China Shipping Line, Sharm el Sheikh, Egypt, on January 1, 2010. (oliver gartmann/Flickr)
Amidst the chaos of the teetering Assad regime, Syrian rebels have been vocal about the need for international support to further their cause. Despite having a massive military presence just over the border in Iraq, however, the U.S. has not taken an aggressive stance on the issue. With domestic appetite for another Middle East entanglement low, the Obama administration has pursued aloof, cautious support for the rebels, favoring engagement with Assad's supporters, such as Russia, above direct military intervention.
While this ambiguous stance may or may not be prudent — especially in the face of the mixed results of other so-called Arab Spring revolutions — any perceived equivocation regarding American commitments to the Middle East will open up questions about declining American influence and the power vacuum that it would leave behind. In the Middle East, a region whose local politics are so tied to great-power relations, an obvious contender to step into that role is the rising superpower of China.

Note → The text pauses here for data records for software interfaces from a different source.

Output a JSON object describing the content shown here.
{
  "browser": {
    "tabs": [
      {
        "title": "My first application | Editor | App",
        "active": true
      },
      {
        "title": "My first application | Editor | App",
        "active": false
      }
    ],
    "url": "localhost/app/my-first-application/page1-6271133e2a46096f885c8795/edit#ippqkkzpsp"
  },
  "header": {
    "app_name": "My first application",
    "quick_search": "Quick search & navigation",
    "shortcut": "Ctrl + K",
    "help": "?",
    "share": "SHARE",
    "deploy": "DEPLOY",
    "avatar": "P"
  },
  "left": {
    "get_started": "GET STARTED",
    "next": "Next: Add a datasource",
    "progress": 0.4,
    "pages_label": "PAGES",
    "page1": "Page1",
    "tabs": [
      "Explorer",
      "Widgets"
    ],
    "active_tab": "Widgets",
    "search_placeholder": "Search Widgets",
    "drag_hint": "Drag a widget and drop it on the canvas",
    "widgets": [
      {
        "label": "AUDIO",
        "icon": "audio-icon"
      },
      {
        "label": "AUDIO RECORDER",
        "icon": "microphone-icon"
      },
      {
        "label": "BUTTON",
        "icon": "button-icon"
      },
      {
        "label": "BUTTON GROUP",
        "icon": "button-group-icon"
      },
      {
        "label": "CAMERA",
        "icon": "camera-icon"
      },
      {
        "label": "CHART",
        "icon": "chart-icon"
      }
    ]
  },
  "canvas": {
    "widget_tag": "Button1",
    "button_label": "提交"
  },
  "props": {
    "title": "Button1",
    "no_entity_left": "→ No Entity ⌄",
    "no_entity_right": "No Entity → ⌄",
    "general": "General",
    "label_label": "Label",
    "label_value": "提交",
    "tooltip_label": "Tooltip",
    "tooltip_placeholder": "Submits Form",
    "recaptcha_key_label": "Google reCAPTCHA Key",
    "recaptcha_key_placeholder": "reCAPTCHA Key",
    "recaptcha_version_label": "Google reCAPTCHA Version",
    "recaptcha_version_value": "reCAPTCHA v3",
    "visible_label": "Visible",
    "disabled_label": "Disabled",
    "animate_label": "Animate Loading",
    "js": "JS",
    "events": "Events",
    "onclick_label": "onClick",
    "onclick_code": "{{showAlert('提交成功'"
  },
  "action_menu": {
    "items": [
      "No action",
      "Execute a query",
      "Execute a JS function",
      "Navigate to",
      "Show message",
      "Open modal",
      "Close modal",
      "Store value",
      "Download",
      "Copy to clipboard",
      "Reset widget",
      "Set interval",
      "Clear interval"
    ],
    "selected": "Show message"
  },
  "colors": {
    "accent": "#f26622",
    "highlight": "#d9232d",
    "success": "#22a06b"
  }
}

Economics alone could determine China's need for a greater role in the region: according to the Brookings Institution, the Middle East accounts for 60% of China's oil imports, and China is heavily dependent on countries like Iran and Saudi Arabia to fuel its development. Tens of billions have also been invested in non-energy-related sectors, including nearly $5 billion in real estate in the United Arab Emirates and $990 million in agriculture in Saudi Arabia. The Heritage Foundation has produced a breakdown of global Chinese investment, which shows a growing concentration on its neighbors to the West. China will need to protect all of these interests if it intends continue its rise, a sentiment reflected in the People's Liberation Army's outward-looking 2013 White Paper.
A desire to achieve parity with other global nations might also motivate China to build up its presence in the Middle East. After nearly 200 years of second-rate status, the Chinese are now viewed as stakeholders in almost every area of international interest. CCTV reports that on June 4, the Chinese Special Envoy to the Middle East, Wu Sike, presented a four-point plan for resolving the Syria crises to members of the Arab League. This kind of profile-raising speech, however, belies a turbulent record on international issues: China has alienated nearly all of its neighbors in the past few years and a recent BBC poll shows global impressions of China declining rapidly.
To examine the role of China and the U.S. in the Middle East in greater depth, Vali Nasr, Dean of Johns Hopkins University's School of Advanced International Studies (SAIS), will deliver an address at the Asia Society this coming Monday, June 17. In a recent interview for PBS News Hour, Nasr called the current Chinese strategy a "pivoting West," in contrast to the much-discussed American "Pivot East." His book, The Dispensable Nation: American Foreign Policy in Retreat, chastises the Obama administration for not taking a more proactive stance on the Syria issue and the Middle East in general. (For those who can't attend in person, Nasr's talk will also be a free live webcast on AsiaSociety.org/Live at 6:00 pm ET.)
Perhaps a smaller American presence is inevitable, but the unprecedented lack of conflict between two major powers with overlapping interests offers an opportunity for collaboration. In cooperating on the changing balance of power in the Middle East, the U.S. and China may find a way to protect their interests while offering a new chance for peace in the region.